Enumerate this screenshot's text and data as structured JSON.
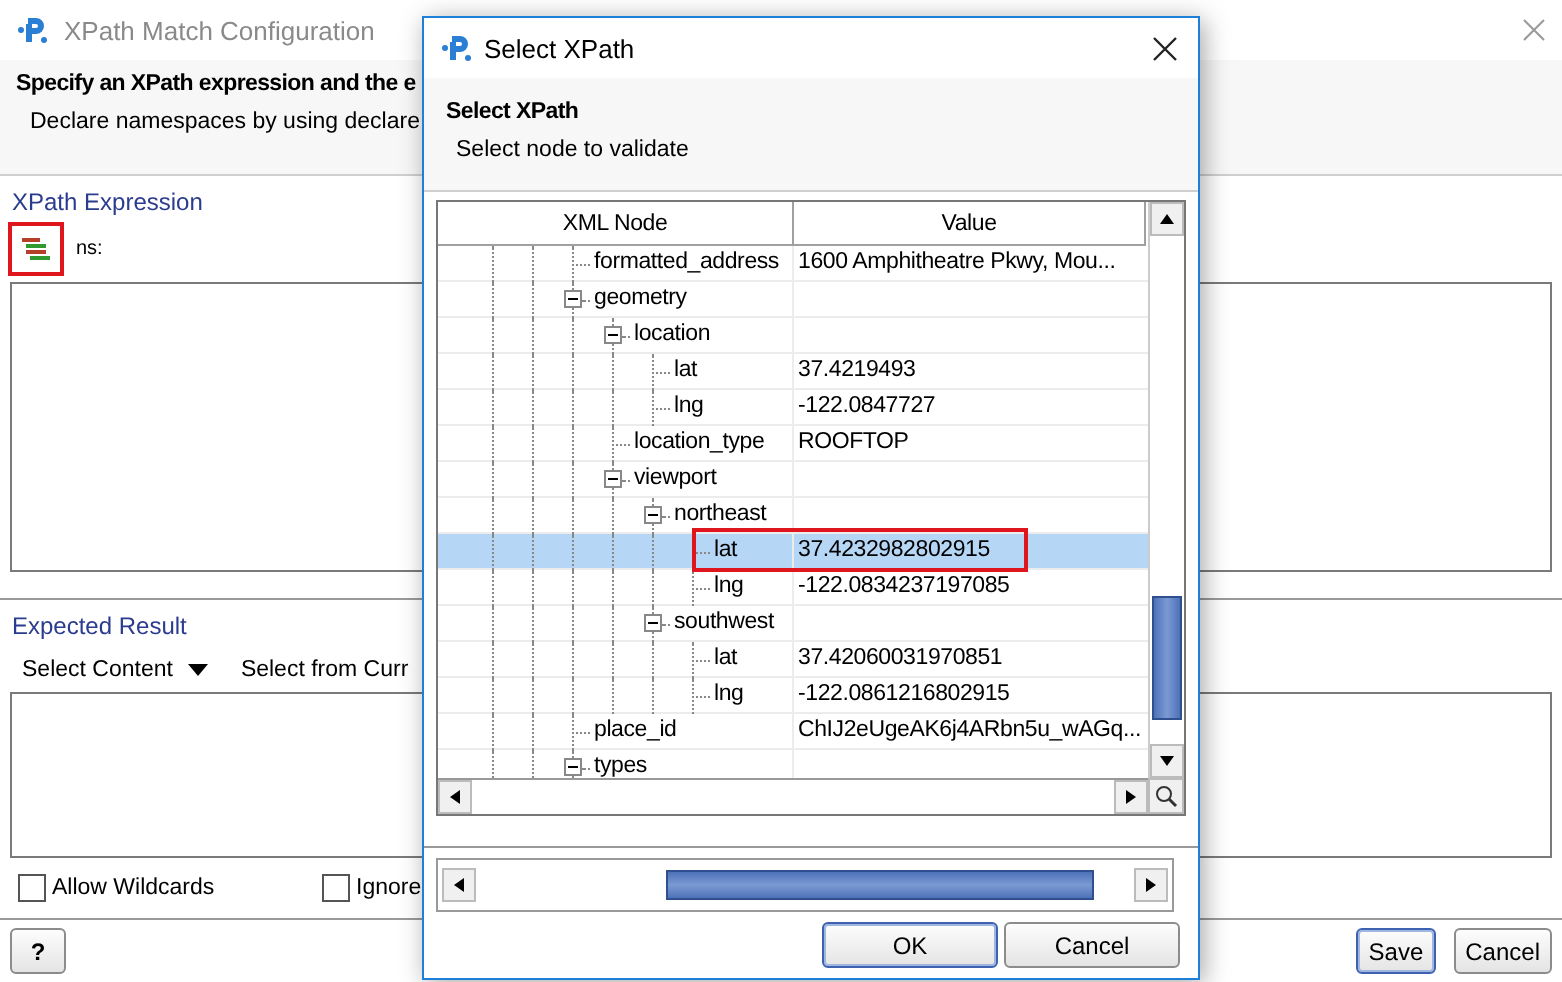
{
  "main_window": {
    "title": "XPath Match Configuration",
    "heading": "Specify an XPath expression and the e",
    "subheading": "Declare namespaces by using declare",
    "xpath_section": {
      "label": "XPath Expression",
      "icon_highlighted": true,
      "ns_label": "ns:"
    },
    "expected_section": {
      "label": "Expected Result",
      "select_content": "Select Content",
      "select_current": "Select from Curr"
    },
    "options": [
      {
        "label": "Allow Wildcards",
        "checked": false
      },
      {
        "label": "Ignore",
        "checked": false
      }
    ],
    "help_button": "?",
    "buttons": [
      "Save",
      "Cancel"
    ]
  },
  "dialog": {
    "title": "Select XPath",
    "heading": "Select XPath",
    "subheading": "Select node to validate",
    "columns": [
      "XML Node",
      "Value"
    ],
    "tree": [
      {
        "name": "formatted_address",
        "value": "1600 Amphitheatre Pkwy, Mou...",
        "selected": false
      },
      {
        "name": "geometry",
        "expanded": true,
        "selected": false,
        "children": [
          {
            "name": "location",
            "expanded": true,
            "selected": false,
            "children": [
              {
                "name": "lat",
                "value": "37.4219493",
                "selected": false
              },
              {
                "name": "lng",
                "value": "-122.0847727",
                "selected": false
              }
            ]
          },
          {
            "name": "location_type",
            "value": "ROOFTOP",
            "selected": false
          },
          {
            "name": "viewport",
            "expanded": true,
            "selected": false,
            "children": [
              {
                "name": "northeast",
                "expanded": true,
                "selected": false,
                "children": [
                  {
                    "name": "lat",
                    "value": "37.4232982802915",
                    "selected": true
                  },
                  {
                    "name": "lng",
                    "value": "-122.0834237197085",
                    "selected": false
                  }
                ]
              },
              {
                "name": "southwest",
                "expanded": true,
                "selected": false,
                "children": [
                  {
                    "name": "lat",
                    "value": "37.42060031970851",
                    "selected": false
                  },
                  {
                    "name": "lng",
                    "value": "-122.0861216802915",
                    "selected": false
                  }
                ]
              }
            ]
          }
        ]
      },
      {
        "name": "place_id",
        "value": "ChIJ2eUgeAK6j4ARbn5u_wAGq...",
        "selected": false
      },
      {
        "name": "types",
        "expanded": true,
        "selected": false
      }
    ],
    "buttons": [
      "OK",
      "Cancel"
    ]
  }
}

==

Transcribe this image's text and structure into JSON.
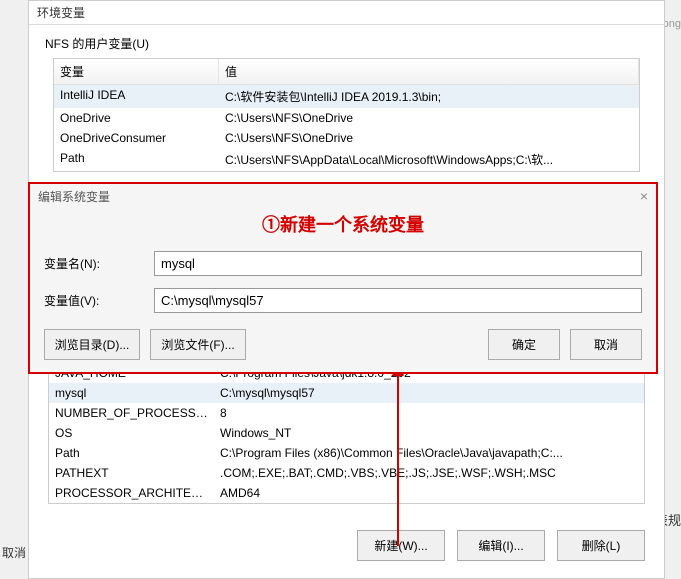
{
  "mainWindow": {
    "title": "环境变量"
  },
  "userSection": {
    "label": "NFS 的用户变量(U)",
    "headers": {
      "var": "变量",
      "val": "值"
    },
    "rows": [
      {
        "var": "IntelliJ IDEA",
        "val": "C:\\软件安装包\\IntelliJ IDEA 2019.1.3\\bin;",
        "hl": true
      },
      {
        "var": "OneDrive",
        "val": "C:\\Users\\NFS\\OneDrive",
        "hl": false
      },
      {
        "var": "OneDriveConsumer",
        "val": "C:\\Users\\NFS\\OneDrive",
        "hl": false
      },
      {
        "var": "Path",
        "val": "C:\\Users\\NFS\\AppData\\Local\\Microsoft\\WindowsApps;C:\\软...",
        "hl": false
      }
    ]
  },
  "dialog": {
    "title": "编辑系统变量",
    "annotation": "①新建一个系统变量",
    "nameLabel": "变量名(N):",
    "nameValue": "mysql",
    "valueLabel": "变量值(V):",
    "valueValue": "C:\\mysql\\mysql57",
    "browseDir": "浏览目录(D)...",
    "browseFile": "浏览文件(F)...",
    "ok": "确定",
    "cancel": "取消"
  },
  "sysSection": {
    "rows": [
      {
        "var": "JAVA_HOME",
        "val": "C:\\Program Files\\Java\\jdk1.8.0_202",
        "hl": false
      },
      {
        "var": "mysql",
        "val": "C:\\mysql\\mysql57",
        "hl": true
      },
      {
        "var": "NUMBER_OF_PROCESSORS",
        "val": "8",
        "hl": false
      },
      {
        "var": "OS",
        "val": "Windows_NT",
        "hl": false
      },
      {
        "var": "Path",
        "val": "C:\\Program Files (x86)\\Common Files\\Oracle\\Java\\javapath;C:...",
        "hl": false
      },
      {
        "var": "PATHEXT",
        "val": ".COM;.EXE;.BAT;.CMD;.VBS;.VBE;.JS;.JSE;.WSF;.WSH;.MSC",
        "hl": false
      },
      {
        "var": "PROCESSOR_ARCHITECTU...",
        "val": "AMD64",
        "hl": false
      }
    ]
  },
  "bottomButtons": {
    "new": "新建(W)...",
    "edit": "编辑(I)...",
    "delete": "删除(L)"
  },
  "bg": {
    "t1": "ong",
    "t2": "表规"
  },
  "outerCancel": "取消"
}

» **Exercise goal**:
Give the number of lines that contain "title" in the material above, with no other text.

» **Problem solution**:
4